Countdown to India - No. 19

Initially, at some stage,the gods and the demons were engaged in a great war over a very long period. Lord Visnu persuaded both the gods and demons for a temporary peace so that the ocean in its entirety could be churned and both devas and the asuras could benefit from what the sea had to offer. The gods under the leadership of Indra grabbed the tail of the king of snakes, Vasuki, who was used as a rope for churning the ocean, while the demons under the leadership of Vali held the mouth of Vasuki. The great mountain Mandara acted as the churner. As a result of this churning, the first to come out was the terrible poison, halahala. It was voluntarily sucked in by the Lord Siva, but he held it in his throat, the reason why Siva is also known as Nilakantha. Then out came Surabhi, Kaustubha, Parijata, Laksmi, the Moon, Varuni (the goddess of wine). And finally emerged Dhanvanatari, the originator of medicine, with a pot of amritam, the nectar. The demons ran away with the pot. Lord Visnu acting in the interest of the gods transformed himself into Mohini, a beautiful woman. Dazzled by her beauty, the demons offered the pot to Mohini and asked her to distribute the nectar amongst themselves as she was found to be an appropriate person. Of course, she gave all the nectar to the gods. One of the demons, Rahu, saw through the trick and sat in the line in disguise, where the nectar was being distributed. But before he could swallow the divine nectar, the Sun and the Moon detected his masquerade and reported it to Lord Visnu, who then chopped off Rahu's head with his sudarsan cakra. Because Rahu had already drunk the nectar, he remained alive in spite of his being reduced to a trunkless body. Since then Rahu has not forgiven the Sun and the Moon. And this is the reason why, as has been depicted in the style of Pauranik description, every once in a while Rahu gobbles up the Sun or the Moon and we witness the solar and the lunar eclipses. Of course, being trunkless he cannot hold either the Sun or the Moon for long, and they come out safely after a while.

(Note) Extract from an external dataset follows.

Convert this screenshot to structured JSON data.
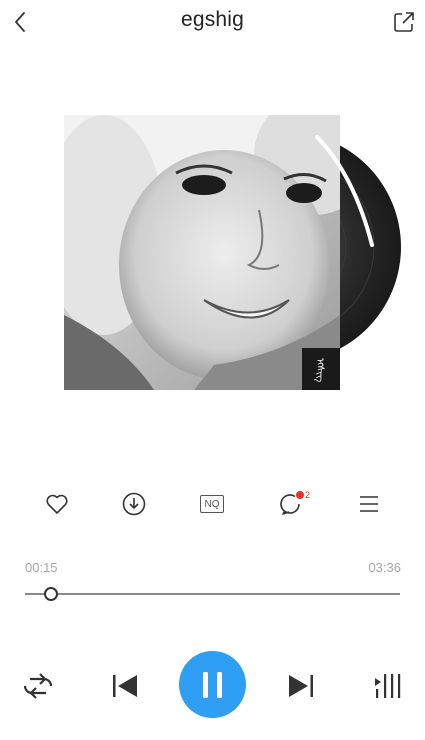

With time the headless trunk of the demon came to be known as Ketu, and the earlier version of Ketu gracefully turned into what is known as Dhumketu.